• [What you have to do]
Every line from the line containing "Convert this screenshot" through the final line of the data is to be printed exactly; no other line is to appear.

##### Information

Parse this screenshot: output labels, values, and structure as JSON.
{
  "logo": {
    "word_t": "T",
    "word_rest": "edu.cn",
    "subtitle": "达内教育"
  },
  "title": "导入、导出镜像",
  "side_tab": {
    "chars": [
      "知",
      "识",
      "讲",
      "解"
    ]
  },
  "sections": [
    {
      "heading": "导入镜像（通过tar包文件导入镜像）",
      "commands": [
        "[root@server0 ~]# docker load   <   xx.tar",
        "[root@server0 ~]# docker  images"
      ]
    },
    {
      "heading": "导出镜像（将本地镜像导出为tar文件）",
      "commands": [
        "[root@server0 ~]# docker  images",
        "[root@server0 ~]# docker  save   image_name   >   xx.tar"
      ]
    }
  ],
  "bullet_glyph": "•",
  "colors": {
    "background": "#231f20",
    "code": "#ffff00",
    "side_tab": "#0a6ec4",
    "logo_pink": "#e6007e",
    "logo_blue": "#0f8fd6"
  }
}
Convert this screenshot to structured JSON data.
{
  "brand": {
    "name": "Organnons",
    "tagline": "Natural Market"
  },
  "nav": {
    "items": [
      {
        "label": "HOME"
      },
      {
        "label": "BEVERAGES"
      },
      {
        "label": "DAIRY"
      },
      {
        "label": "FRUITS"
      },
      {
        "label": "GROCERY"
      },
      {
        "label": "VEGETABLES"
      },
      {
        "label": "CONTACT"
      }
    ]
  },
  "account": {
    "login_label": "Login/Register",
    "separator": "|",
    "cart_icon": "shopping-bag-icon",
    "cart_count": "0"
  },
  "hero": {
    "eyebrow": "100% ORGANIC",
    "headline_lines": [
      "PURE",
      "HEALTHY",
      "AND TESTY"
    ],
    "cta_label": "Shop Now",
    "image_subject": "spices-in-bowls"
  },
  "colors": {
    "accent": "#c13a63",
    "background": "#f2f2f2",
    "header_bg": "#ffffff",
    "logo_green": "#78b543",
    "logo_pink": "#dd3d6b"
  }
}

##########

• [Solution below]
Convert this screenshot to structured JSON data.
{
  "brand": {
    "name": "Organnons",
    "tagline": "Natural Market"
  },
  "nav": {
    "items": [
      {
        "label": "HOME"
      },
      {
        "label": "BEVERAGES"
      },
      {
        "label": "DAIRY"
      },
      {
        "label": "FRUITS"
      },
      {
        "label": "GROCERY"
      },
      {
        "label": "VEGETABLES"
      },
      {
        "label": "CONTACT"
      }
    ]
  },
  "account": {
    "login_label": "Login/Register",
    "separator": "|",
    "cart_icon": "shopping-bag-icon",
    "cart_count": "0"
  },
  "hero": {
    "eyebrow": "100% ORGANIC",
    "headline_lines": [
      "PURE",
      "HEALTHY",
      "AND TESTY"
    ],
    "cta_label": "Shop Now",
    "image_subject": "spices-in-bowls"
  },
  "colors": {
    "accent": "#c13a63",
    "background": "#f2f2f2",
    "header_bg": "#ffffff",
    "logo_green": "#78b543",
    "logo_pink": "#dd3d6b"
  }
}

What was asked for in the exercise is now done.